And I've just found that Fortson derives "orphan" from *h₃erbʰ- "become separated". I haven't found anything for your other examples. --ἀνυπόδητος (talk) 07:01, 20 October 2012 (UTC)
We can't be sure whether it's *agʷ-no-s or *agʷ-n-o-s but it seems that the former is more likely, especially because there are many other examples of a suffix -no- in PIE. There is also no way to be sure that all nominals have R+S+E structure, but it seems quite likely that native speakers would have caught on to any anomalies in this structure due to analogical pressure. After all, in all other words having a plosive followed by a sonorant, the sonorant was part of a suffix and not the root, so native speakers would have probably "split" the word in the same way, just by natural syllabification if nothing else. CodeCat (talk) 13:12, 20 October 2012 (UTC)
Hm. I can't contradict you here but I still find this analysis a bit daring. Anyway, we cannot say this in the article unless there is a reliable source. Fortson explicitly speaks about nouns "derived from no known roots". --ἀνυπόδητος (talk) 14:17, 21 October 2012 (UTC)
That depends on what you call a root. Of course if you define a root to be verbal, then yes there are nouns derived from no known root. But the Caland roots are adjectival and yet are well established, so how does Fortson deal with those? Surely if not all roots are verbal, then there is nothing going against the existence of noun roots in principle. That doesn't seem like OR as much as just common sense/logic. CodeCat (talk) 00:54, 22 October 2012 (UTC)
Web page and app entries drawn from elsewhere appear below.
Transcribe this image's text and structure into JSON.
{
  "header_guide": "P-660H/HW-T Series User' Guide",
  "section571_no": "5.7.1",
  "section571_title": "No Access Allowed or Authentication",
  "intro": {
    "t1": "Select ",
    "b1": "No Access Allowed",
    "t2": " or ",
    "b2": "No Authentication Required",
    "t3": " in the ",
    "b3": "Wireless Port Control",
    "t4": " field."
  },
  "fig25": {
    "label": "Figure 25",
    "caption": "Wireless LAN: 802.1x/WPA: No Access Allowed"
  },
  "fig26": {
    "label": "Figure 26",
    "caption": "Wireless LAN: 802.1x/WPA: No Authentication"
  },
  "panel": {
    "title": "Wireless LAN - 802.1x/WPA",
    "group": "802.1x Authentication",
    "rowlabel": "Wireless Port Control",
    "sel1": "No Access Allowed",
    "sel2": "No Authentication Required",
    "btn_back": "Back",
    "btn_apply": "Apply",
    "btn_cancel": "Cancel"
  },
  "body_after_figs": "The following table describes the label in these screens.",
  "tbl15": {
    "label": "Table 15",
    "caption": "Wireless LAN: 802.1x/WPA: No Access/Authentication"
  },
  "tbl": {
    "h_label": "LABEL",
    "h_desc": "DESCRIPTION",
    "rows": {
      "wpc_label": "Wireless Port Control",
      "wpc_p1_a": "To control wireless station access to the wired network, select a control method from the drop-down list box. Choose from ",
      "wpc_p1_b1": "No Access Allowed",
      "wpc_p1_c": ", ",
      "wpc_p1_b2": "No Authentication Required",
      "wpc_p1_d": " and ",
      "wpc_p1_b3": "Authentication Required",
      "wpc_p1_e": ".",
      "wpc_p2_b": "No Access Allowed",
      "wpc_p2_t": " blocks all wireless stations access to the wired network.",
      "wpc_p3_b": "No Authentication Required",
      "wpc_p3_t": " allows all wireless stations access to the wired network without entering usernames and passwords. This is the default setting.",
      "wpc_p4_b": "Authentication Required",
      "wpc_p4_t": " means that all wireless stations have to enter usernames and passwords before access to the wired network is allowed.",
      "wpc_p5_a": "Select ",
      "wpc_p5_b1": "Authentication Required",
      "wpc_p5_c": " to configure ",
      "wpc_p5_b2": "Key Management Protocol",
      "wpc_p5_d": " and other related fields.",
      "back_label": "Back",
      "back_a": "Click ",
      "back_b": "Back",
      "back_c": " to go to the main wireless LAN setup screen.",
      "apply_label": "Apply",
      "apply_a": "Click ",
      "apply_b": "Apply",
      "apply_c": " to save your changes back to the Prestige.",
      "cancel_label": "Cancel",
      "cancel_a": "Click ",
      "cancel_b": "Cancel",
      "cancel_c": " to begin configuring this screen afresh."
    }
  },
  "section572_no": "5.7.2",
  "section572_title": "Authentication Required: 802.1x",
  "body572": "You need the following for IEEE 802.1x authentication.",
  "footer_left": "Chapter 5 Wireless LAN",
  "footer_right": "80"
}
In the "Lexical meaning" paragraph it says "some roots did exist that did not have a primary verbal derivation [...] They included at least *h₁rewdʰ- "red","

In the "Nouns and adjectives" sub-section it says "Adjectives are also derived by suffixation of verbal roots. An example is *h₁rudʰ-ró-s "red" from the root *h₁reudʰ- "to redden"."

Don't these statements contradict each other? Also, the renderings of the glides follow two different traditions. --Thathánka Íyotake (talk) 23:23, 21 November 2012 (UTC)

They do. I think the writers of this article have tried a bit too hard to make everything seem like it's derived from a verbal meaning. You can turn anything into a verb if you try hard enough (*(h1)eḱw- "to be a horse"!). But there isn't actually any verb *h₁rewdʰ- attested in any language, and it's generally held to be an adjectival Caland root nowadays. So I've removed that now. CodeCat (talk) 22:42, 27 November 2012 (UTC)